> _REQUIRED ACTION_: Where a line in the material below has the string "JSON", please report it.

═════ DATA EXTRACT

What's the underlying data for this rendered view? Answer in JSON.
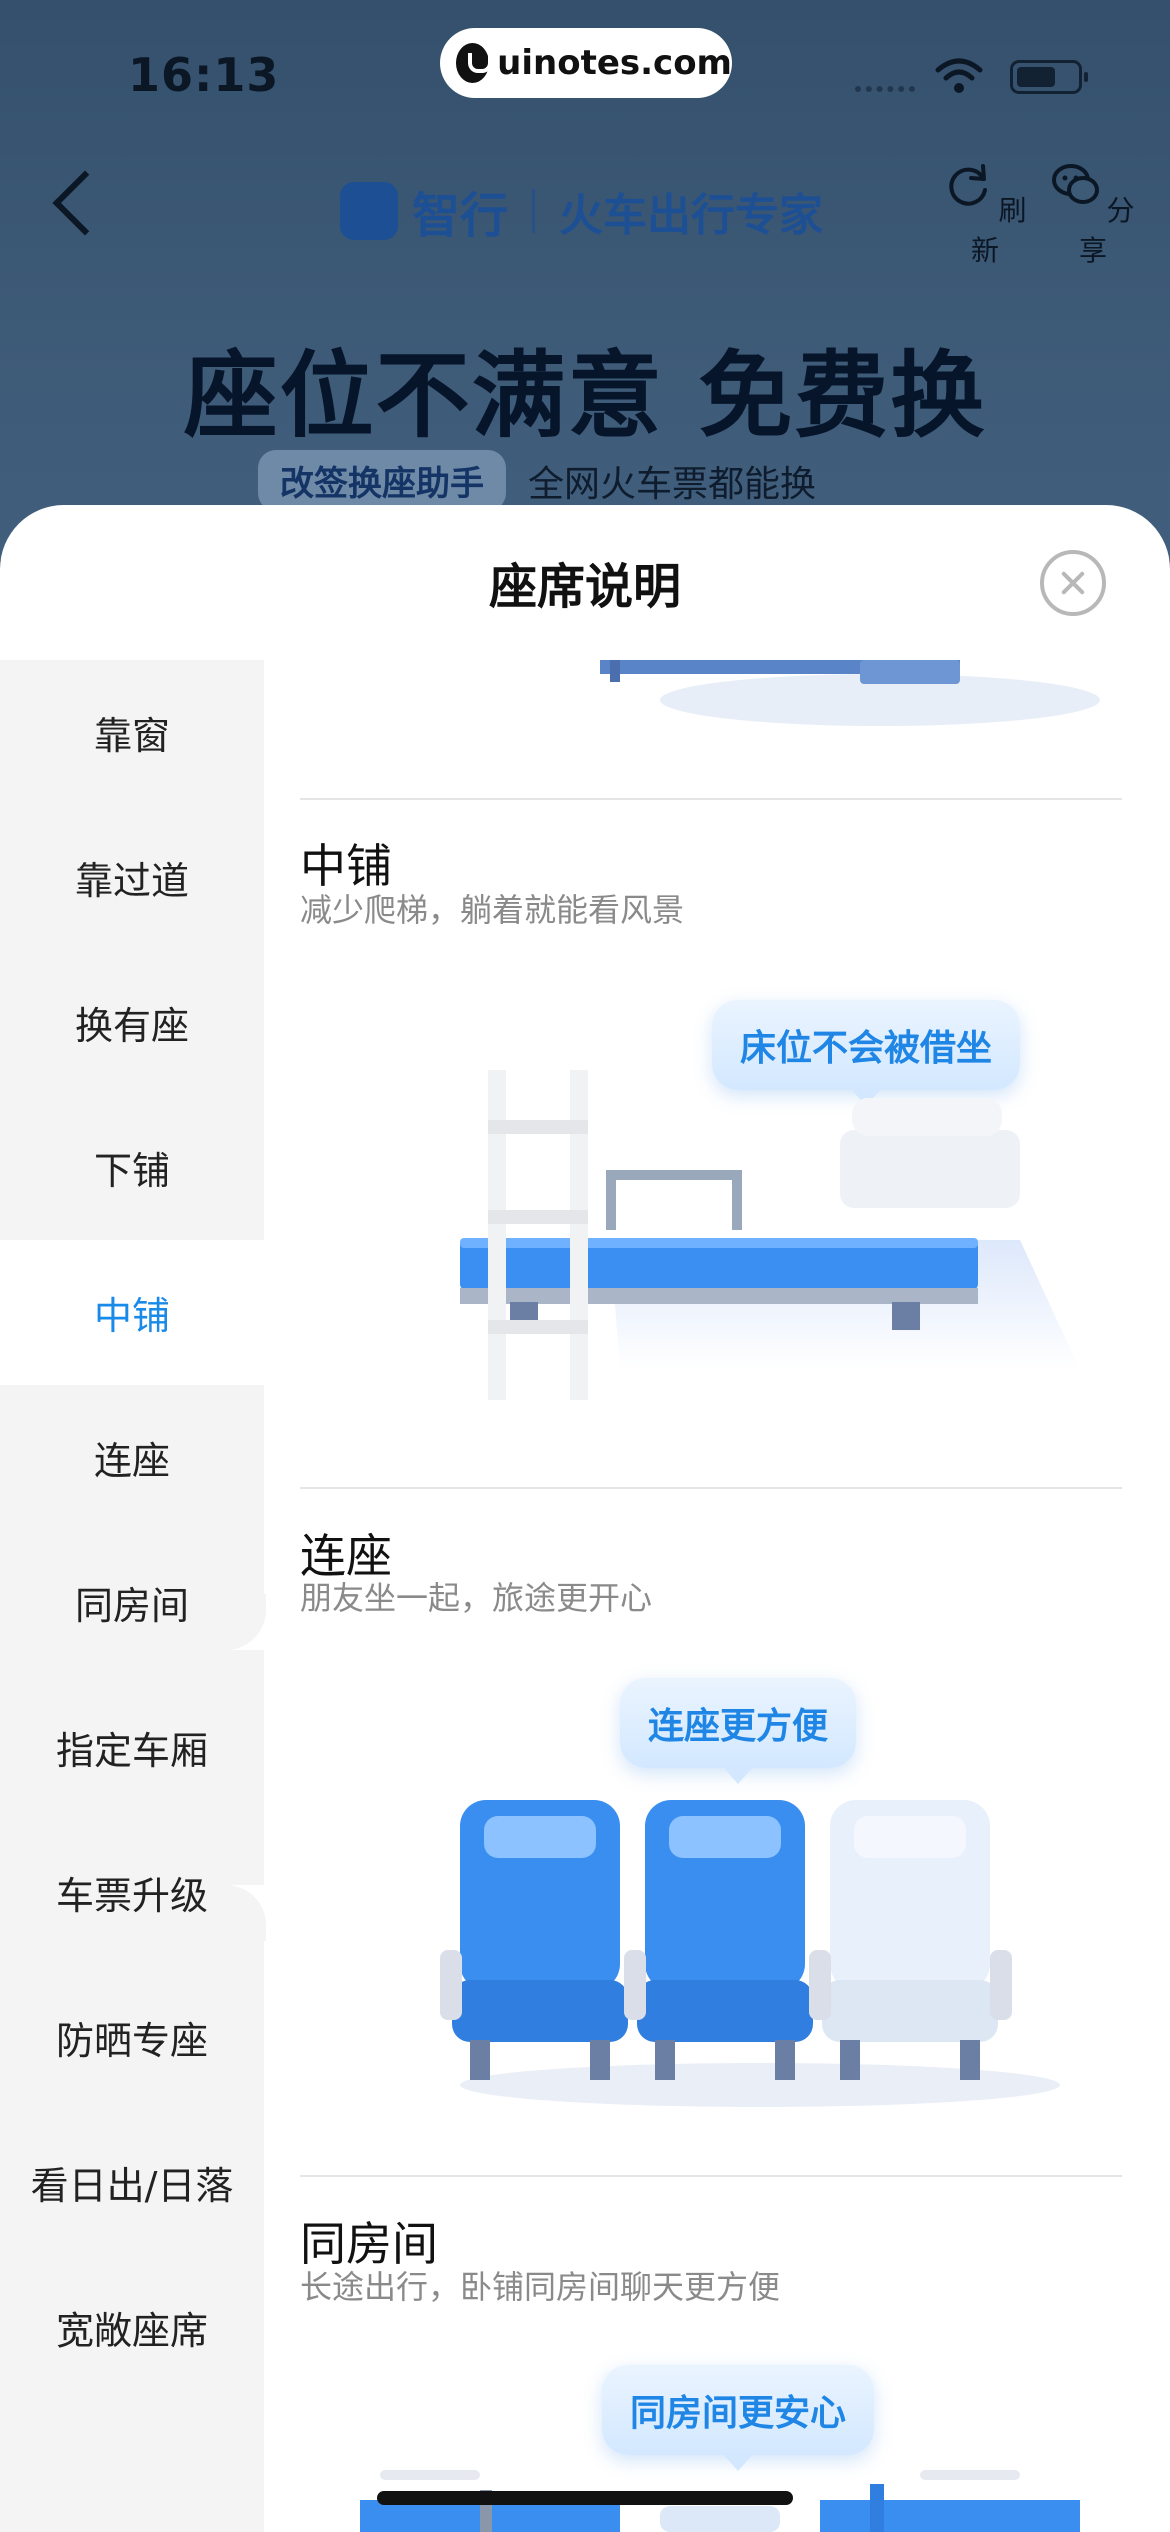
{
  "status_bar": {
    "time": "16:13",
    "url": "uinotes.com"
  },
  "header": {
    "brand_name": "智行",
    "brand_tagline": "火车出行专家",
    "refresh_label": "刷新",
    "share_label": "分享"
  },
  "banner": {
    "headline": "座位不满意 免费换",
    "chip": "改签换座助手",
    "subtext": "全网火车票都能换"
  },
  "sheet": {
    "title": "座席说明",
    "sidebar": [
      {
        "label": "靠窗"
      },
      {
        "label": "靠过道"
      },
      {
        "label": "换有座"
      },
      {
        "label": "下铺"
      },
      {
        "label": "中铺"
      },
      {
        "label": "连座"
      },
      {
        "label": "同房间"
      },
      {
        "label": "指定车厢"
      },
      {
        "label": "车票升级"
      },
      {
        "label": "防晒专座"
      },
      {
        "label": "看日出/日落"
      },
      {
        "label": "宽敞座席"
      }
    ],
    "active_item": "中铺",
    "sections": [
      {
        "title": "中铺",
        "desc": "减少爬梯，躺着就能看风景",
        "bubble": "床位不会被借坐"
      },
      {
        "title": "连座",
        "desc": "朋友坐一起，旅途更开心",
        "bubble": "连座更方便"
      },
      {
        "title": "同房间",
        "desc": "长途出行，卧铺同房间聊天更方便",
        "bubble": "同房间更安心"
      }
    ]
  },
  "colors": {
    "accent": "#1a8ae8",
    "seat_blue": "#3a8ef0",
    "sidebar_bg": "#f4f4f4"
  }
}
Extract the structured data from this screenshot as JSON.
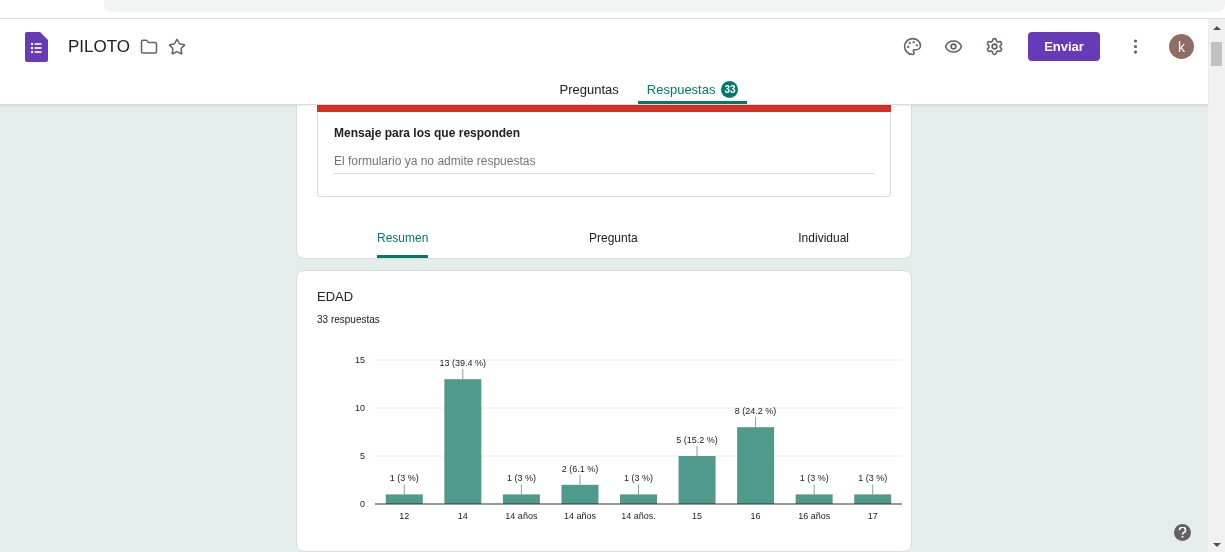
{
  "header": {
    "title": "PILOTO",
    "send_button": "Enviar",
    "avatar": "k"
  },
  "top_tabs": [
    {
      "label": "Preguntas",
      "selected": false
    },
    {
      "label": "Respuestas",
      "selected": true,
      "badge": "33"
    }
  ],
  "closed_message": {
    "label": "Mensaje para los que responden",
    "placeholder": "El formulario ya no admite respuestas"
  },
  "view_tabs": [
    {
      "label": "Resumen",
      "selected": true
    },
    {
      "label": "Pregunta",
      "selected": false
    },
    {
      "label": "Individual",
      "selected": false
    }
  ],
  "question": {
    "title": "EDAD",
    "count": "33 respuestas",
    "chart_data": {
      "type": "bar",
      "categories": [
        "12",
        "14",
        "14 años",
        "14 años",
        "14 años.",
        "15",
        "16",
        "16 años",
        "17"
      ],
      "series": [
        {
          "color": "#4f9a8d",
          "values": [
            1,
            13,
            1,
            2,
            1,
            5,
            8,
            1,
            1
          ]
        }
      ],
      "ylim": [
        0,
        15
      ],
      "yticks": [
        0,
        5,
        10,
        15
      ],
      "value_labels": [
        "1 (3 %)",
        "13 (39.4 %)",
        "1 (3 %)",
        "2 (6.1 %)",
        "1 (3 %)",
        "5 (15.2 %)",
        "8 (24.2 %)",
        "1 (3 %)",
        "1 (3 %)"
      ]
    }
  }
}
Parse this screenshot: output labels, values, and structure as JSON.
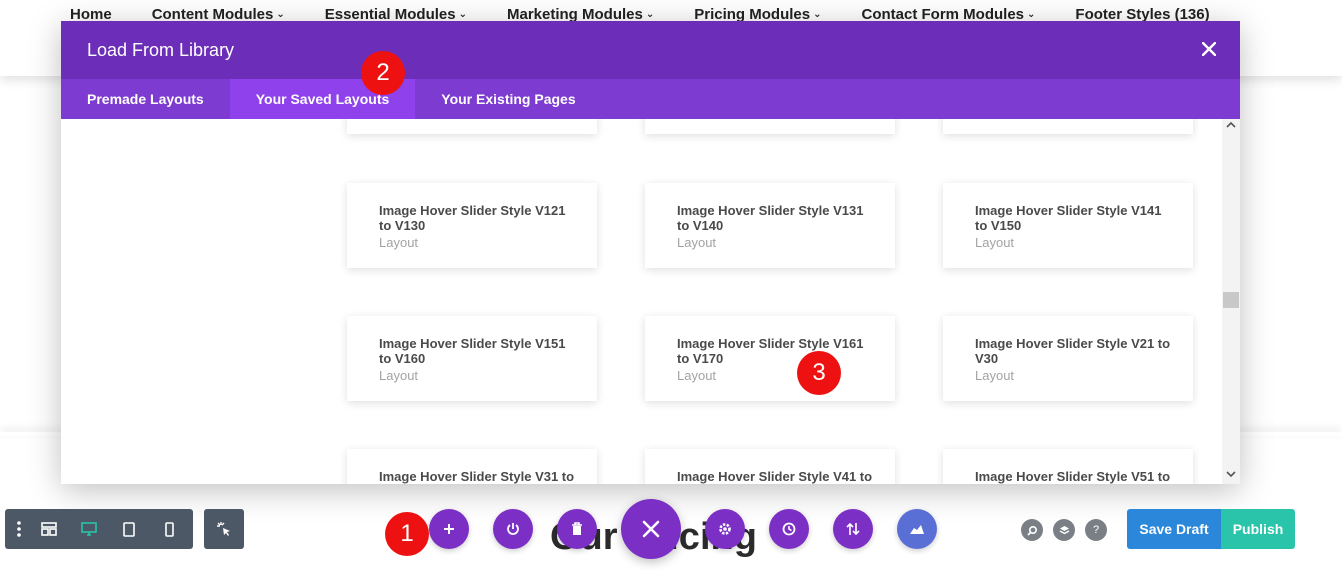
{
  "site_nav": {
    "items": [
      {
        "label": "Home",
        "dropdown": false
      },
      {
        "label": "Content Modules",
        "dropdown": true
      },
      {
        "label": "Essential Modules",
        "dropdown": true
      },
      {
        "label": "Marketing Modules",
        "dropdown": true
      },
      {
        "label": "Pricing Modules",
        "dropdown": true
      },
      {
        "label": "Contact Form Modules",
        "dropdown": true
      },
      {
        "label": "Footer Styles (136)",
        "dropdown": false
      }
    ]
  },
  "page": {
    "heading": "Our Pricing"
  },
  "modal": {
    "title": "Load From Library",
    "close_icon": "close-icon",
    "tabs": [
      {
        "label": "Premade Layouts",
        "active": false
      },
      {
        "label": "Your Saved Layouts",
        "active": true
      },
      {
        "label": "Your Existing Pages",
        "active": false
      }
    ],
    "cards": [
      {
        "title": "Image Hover Slider Style V121 to V130",
        "sub": "Layout"
      },
      {
        "title": "Image Hover Slider Style V131 to V140",
        "sub": "Layout"
      },
      {
        "title": "Image Hover Slider Style V141 to V150",
        "sub": "Layout"
      },
      {
        "title": "Image Hover Slider Style V151 to V160",
        "sub": "Layout"
      },
      {
        "title": "Image Hover Slider Style V161 to V170",
        "sub": "Layout"
      },
      {
        "title": "Image Hover Slider Style V21 to V30",
        "sub": "Layout"
      },
      {
        "title": "Image Hover Slider Style V31 to",
        "sub": ""
      },
      {
        "title": "Image Hover Slider Style V41 to",
        "sub": ""
      },
      {
        "title": "Image Hover Slider Style V51 to",
        "sub": ""
      }
    ]
  },
  "markers": [
    "1",
    "2",
    "3"
  ],
  "toolbar": {
    "save_draft": "Save Draft",
    "publish": "Publish"
  },
  "colors": {
    "modal_header": "#6c2eb9",
    "modal_tabs": "#7d3bd1",
    "active_tab": "#8f42ec",
    "builder_purple": "#7b2fc5",
    "save_draft": "#2b87da",
    "publish": "#29c4a9",
    "marker": "#ee1111"
  }
}
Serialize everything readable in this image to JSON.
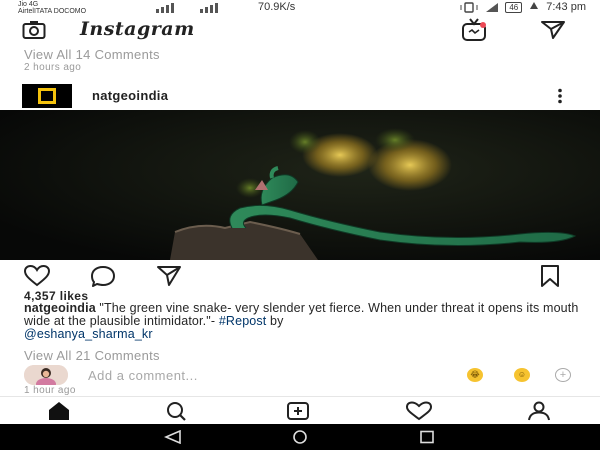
{
  "status": {
    "carrier1": "Jio 4G",
    "carrier2": "AirtelITATA DOCOMO",
    "speed": "70.9K/s",
    "battery": "46",
    "time": "7:43 pm"
  },
  "app": {
    "brand": "Instagram"
  },
  "previous_post": {
    "view_comments": "View All 14 Comments",
    "time": "2 hours ago"
  },
  "post": {
    "username": "natgeoindia",
    "likes": "4,357 likes",
    "caption_user": "natgeoindia",
    "caption_text": " \"The green vine snake- very slender yet fierce. When under threat it opens its mouth wide at the plausible intimidator.\"- ",
    "hashtag": "#Repost",
    "caption_by": " by",
    "mention": "@eshanya_sharma_kr",
    "view_comments": "View All 21 Comments",
    "add_comment_placeholder": "Add a comment...",
    "time": "1 hour ago"
  },
  "emojis": [
    "laughing-emoji",
    "smiling-emoji",
    "add-emoji"
  ],
  "nav": [
    "home",
    "search",
    "new-post",
    "activity",
    "profile"
  ],
  "colors": {
    "accent": "#f4c20d",
    "link": "#003569",
    "muted": "#9a9a9a"
  }
}
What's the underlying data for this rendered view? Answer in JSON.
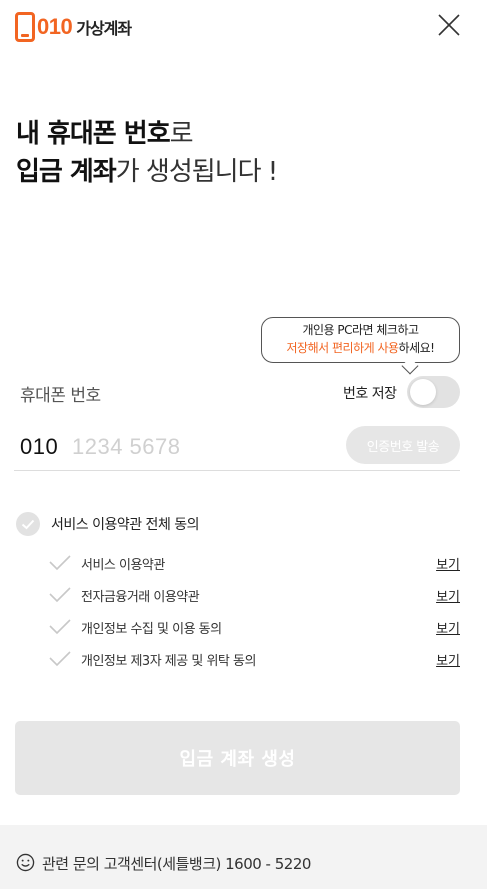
{
  "header": {
    "logo_digits": "010",
    "logo_text": "가상계좌",
    "accent_color": "#f26522"
  },
  "headline": {
    "line1_bold": "내 휴대폰 번호",
    "line1_light": "로",
    "line2_bold": "입금 계좌",
    "line2_light": "가 생성됩니다 !"
  },
  "tooltip": {
    "line1": "개인용 PC라면 체크하고",
    "line2_accent": "저장해서 편리하게 사용",
    "line2_rest": "하세요!"
  },
  "phone": {
    "label": "휴대폰 번호",
    "save_label": "번호 저장",
    "save_enabled": false,
    "prefix": "010",
    "placeholder": "1234 5678",
    "verify_label": "인증번호 발송"
  },
  "agreement": {
    "all_label": "서비스 이용약관 전체 동의",
    "view_label": "보기",
    "items": [
      {
        "label": "서비스 이용약관"
      },
      {
        "label": "전자금융거래 이용약관"
      },
      {
        "label": "개인정보 수집 및 이용 동의"
      },
      {
        "label": "개인정보 제3자 제공 및 위탁 동의"
      }
    ]
  },
  "create_button_label": "입금 계좌 생성",
  "footer": {
    "text": "관련 문의 고객센터(세틀뱅크) 1600 - 5220"
  },
  "icons": {
    "close": "close-icon",
    "check": "check-icon",
    "smile": "smile-icon"
  }
}
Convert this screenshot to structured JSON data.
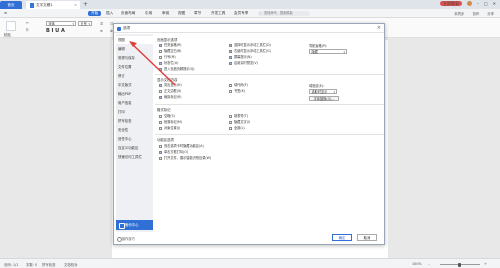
{
  "window": {
    "home_tab": "首页",
    "doc_tab": "文字文稿1",
    "new_tab": "+",
    "login_badge": "立即登录",
    "min": "–",
    "max": "□",
    "close": "✕"
  },
  "ribbon_tabs": [
    "开始",
    "插入",
    "页面布局",
    "引用",
    "审阅",
    "视图",
    "章节",
    "开发工具",
    "会员专享"
  ],
  "ribbon_search": "查找命令、搜索模板",
  "ribbon_right": [
    "未同步",
    "协作",
    "分享"
  ],
  "ribbon": {
    "paste": "粘贴",
    "font_size": "五号",
    "font_name": "宋体",
    "format_marks": "B I U A"
  },
  "dialog": {
    "title": "选项",
    "side_items": [
      "视图",
      "编辑",
      "常规与保存",
      "文件位置",
      "修订",
      "中文版式",
      "输出PDF",
      "用户信息",
      "打印",
      "拼写检查",
      "安全性",
      "信任中心",
      "自定义功能区",
      "快速访问工具栏"
    ],
    "backup_button": "备份中心",
    "tips_link": "操作技巧",
    "ok_button": "确定",
    "cancel_button": "取消",
    "group1": {
      "title": "页面显示选项",
      "col1": [
        {
          "label": "任务窗格(R)",
          "checked": true
        },
        {
          "label": "隐藏空白(B)",
          "checked": false
        },
        {
          "label": "行号(M)",
          "checked": false
        },
        {
          "label": "状态栏(U)",
          "checked": true
        },
        {
          "label": "进入页眉页脚提示(Q)",
          "checked": true
        }
      ],
      "col2": [
        {
          "label": "选择时显示浮动工具栏(D)",
          "checked": true
        },
        {
          "label": "右键时显示浮动工具栏(G)",
          "checked": true
        },
        {
          "label": "屏幕提示(N)",
          "checked": true
        },
        {
          "label": "启用实时预览(V)",
          "checked": true
        }
      ],
      "nav_label": "导航窗格(P):",
      "nav_value": "隐藏"
    },
    "group2": {
      "title": "显示文档内容",
      "col1": [
        {
          "label": "突出显示(H)",
          "checked": true
        },
        {
          "label": "正文边框(X)",
          "checked": false
        },
        {
          "label": "裁剪标记(R)",
          "checked": true
        }
      ],
      "col2": [
        {
          "label": "域代码(F)",
          "checked": false
        },
        {
          "label": "书签(K)",
          "checked": false
        }
      ],
      "field_label": "域底纹(E):",
      "field_value": "选取时显示",
      "font_button": "字体替换(O)..."
    },
    "group3": {
      "title": "格式标记",
      "col1": [
        {
          "label": "空格(S)",
          "checked": false
        },
        {
          "label": "段落标记(M)",
          "checked": false
        },
        {
          "label": "对象位置(J)",
          "checked": false
        }
      ],
      "col2": [
        {
          "label": "制表符(T)",
          "checked": false
        },
        {
          "label": "隐藏文字(I)",
          "checked": false
        },
        {
          "label": "全部(L)",
          "checked": false
        }
      ]
    },
    "group4": {
      "title": "功能区选项",
      "items": [
        {
          "label": "双击选项卡时隐藏功能区(A)",
          "checked": false
        },
        {
          "label": "单击方框打勾(O)",
          "checked": true
        },
        {
          "label": "打开文件，展示智能识别目录(W)",
          "checked": false
        }
      ]
    }
  },
  "statusbar": {
    "page": "页码: 1/1",
    "words": "字数: 0",
    "spell": "拼写检查",
    "proof": "文档校对",
    "zoom": "100%"
  },
  "colors": {
    "accent": "#2f6fd6",
    "arrow": "#e03c3c"
  }
}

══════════

> _EXERCISE ANSWER_:
What's the underlying data for this rendered view? Answer in JSON.
Extract the structured data from this screenshot as JSON.
Parse this screenshot: output labels, values, and structure as JSON.
Serialize everything readable in this image to JSON.
What's the underlying data for this rendered view? Answer in JSON.
Convert this screenshot to structured JSON data.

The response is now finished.